Matthew Raley
2 min readApr 27, 2016


Photo by Alexander-Przibill.

Trophies for everyone! You are aMAZing! Stay positive! Is this shallow spirituality a way to stay emotionally fit?

By shallow, I mean a spirituality that won’t risk saying anything about reality. It’s only about sentiment, about prompting positive energy with the totems of quotations, “like” stats, or inspiring images. The problem is negativity. The solution is motivational posters.

But reality doesn’t respect my positivity. It’s rude that way. Facebook reactions don’t save money. AWESOME selfies don’t raise job performance. Followers don’t equal friends.

When reality ignores my slogans, the shallowness of positivity becomes obvious. You have triggers? Here’s a kitten! You have crippling anxiety? Here’s a pill, a breathing exercise, and a victory-dance gif!

Here are some of the realities trampling our emotional health:

  1. Abuse. People have been physically, emotionally, and sexually assaulted. To offer them justice and redemption would be to venture into reality. So shallow spirituality replies to predators with stock photos.
  2. Conceptual poverty. We’re hazy on why a person is valuable without selfies. So we take more of them.
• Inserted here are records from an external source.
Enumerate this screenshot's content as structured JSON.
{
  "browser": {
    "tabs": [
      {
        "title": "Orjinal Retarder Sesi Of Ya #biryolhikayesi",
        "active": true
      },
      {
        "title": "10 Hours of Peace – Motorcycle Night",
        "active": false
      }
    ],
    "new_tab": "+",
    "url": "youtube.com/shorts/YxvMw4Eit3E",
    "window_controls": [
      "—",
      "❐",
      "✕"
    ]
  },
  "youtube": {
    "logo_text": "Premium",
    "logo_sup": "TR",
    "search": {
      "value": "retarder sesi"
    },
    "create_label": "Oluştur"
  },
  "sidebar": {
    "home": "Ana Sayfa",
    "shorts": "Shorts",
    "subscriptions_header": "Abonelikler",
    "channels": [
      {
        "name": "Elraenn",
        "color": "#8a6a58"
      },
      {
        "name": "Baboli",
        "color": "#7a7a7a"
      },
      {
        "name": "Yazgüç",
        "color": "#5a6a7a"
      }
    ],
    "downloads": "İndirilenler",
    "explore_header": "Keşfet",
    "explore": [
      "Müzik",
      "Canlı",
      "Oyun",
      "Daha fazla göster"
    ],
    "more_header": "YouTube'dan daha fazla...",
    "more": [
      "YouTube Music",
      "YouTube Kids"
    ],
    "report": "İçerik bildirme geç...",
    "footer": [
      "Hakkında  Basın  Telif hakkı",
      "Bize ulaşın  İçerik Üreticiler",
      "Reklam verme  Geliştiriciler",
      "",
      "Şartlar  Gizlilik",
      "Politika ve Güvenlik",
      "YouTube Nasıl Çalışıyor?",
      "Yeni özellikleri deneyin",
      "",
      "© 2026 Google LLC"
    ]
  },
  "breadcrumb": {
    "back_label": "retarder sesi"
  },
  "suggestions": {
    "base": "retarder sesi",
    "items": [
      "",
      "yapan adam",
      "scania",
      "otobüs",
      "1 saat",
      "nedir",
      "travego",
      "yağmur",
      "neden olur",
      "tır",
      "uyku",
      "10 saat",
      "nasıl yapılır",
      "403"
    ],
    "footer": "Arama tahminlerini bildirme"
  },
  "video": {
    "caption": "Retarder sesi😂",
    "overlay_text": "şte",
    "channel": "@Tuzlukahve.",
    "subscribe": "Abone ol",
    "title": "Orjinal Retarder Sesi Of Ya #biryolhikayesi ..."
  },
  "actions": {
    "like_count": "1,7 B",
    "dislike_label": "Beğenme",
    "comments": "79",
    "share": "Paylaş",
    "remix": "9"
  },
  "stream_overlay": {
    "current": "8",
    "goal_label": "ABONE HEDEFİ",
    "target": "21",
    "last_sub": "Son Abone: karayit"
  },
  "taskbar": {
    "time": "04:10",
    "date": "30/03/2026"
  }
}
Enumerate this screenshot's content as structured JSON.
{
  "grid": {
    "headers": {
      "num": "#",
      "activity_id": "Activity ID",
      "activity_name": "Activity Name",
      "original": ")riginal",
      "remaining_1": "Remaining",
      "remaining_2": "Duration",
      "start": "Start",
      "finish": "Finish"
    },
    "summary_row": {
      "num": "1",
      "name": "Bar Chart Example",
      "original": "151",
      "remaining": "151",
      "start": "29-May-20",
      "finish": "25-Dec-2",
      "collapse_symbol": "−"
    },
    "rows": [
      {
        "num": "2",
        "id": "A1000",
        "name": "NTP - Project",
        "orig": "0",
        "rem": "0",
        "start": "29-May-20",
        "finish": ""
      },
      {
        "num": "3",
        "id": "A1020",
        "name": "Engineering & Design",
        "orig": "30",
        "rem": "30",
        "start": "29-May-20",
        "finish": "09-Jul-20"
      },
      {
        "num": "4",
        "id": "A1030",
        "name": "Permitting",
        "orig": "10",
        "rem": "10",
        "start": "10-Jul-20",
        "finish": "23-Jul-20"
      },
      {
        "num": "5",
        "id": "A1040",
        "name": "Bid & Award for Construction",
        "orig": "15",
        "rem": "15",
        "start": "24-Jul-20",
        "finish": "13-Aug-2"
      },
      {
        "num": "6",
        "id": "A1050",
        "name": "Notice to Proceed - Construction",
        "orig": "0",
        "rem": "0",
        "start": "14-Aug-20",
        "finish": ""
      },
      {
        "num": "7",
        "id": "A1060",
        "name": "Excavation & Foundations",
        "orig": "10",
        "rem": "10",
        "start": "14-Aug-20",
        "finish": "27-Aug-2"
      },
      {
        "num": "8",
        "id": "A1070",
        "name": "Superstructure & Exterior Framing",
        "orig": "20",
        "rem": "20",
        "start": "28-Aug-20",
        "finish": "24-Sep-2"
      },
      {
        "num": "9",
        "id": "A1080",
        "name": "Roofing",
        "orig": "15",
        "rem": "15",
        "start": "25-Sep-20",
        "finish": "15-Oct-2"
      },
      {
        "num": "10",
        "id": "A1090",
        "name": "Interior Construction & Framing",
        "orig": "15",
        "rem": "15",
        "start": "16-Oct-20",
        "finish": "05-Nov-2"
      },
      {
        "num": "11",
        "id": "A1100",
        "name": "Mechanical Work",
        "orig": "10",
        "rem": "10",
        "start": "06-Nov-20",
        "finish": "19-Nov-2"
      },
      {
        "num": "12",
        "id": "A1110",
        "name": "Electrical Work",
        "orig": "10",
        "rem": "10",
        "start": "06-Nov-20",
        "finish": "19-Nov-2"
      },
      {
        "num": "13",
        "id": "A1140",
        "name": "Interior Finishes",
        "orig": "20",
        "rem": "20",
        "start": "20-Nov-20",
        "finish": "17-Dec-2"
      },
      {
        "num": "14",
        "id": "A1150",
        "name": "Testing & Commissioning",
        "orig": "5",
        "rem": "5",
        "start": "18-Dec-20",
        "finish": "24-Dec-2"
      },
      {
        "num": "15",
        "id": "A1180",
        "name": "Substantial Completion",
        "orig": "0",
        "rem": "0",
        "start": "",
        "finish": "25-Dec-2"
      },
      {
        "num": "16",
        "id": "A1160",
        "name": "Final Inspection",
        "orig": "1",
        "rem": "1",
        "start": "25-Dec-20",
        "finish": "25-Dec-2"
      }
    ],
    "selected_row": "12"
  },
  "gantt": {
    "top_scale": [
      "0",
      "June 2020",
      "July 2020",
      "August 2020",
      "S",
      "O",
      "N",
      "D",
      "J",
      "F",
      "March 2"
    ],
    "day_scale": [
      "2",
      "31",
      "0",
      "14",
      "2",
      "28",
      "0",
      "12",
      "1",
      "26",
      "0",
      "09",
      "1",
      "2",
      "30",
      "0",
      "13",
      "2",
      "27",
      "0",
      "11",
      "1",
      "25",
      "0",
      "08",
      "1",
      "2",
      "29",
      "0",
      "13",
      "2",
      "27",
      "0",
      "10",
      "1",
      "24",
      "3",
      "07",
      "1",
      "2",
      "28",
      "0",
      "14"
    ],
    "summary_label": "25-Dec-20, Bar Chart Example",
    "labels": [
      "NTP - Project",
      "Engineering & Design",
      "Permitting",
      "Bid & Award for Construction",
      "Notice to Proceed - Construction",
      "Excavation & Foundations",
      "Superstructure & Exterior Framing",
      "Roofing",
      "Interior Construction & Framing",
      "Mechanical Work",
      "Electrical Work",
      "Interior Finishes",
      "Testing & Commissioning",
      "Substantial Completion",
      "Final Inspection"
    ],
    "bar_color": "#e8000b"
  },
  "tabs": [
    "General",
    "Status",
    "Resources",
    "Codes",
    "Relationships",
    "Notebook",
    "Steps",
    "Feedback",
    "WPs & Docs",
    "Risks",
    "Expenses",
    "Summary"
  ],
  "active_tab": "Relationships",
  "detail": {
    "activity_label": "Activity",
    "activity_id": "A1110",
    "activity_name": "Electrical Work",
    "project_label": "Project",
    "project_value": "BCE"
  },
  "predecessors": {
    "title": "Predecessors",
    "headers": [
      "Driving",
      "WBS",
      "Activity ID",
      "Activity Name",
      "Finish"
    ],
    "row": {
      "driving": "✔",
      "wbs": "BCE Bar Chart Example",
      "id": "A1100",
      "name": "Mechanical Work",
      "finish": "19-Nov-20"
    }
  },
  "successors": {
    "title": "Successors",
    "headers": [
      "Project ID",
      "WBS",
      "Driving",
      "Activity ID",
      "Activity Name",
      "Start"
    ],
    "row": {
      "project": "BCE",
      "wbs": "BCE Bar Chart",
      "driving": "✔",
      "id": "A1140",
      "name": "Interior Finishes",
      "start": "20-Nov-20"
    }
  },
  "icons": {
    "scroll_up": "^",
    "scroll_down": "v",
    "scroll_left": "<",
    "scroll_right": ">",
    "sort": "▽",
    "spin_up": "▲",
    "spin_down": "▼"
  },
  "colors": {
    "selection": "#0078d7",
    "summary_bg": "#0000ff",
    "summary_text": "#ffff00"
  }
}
What can spirituality say to people who just don’t believe their selfies are #AWESOME? If we wanted to persuade them of their dignity as human beings, we would point to dignity’s foundation in reality. But shallow spirituality can’t specify what that foundation might be.
  3. Alienation. We earn #luv by performing beyond expectations, and in this way our relationships become long-term hostage situations. Every affirmation increases our burden to perform. Shallow spirituality answers alienation with a photo of a guy spreading his arms toward the sunrise — which no one does unless they’re posing for a photographer.
  4. Pain. To see how suffering can be ennobling, we would have to explore the real world. So shallow spirituality just says pain is evil. Pain destroys your dignity and really messes up your selfies. So take your meds.

Let’s propose a barely adequate job description for spirituality: to mediate the real world to my emotions. Just that peek through the curtains at the reality beyond my sentiments brings me to axioms like Proverbs 3.7–8: “Be not wise in your own eyes; fear the Lord, and turn away from evil. It will be healing to your flesh and refreshment to your bones.”



Matthew Raley

Pastor. Author. Violinist.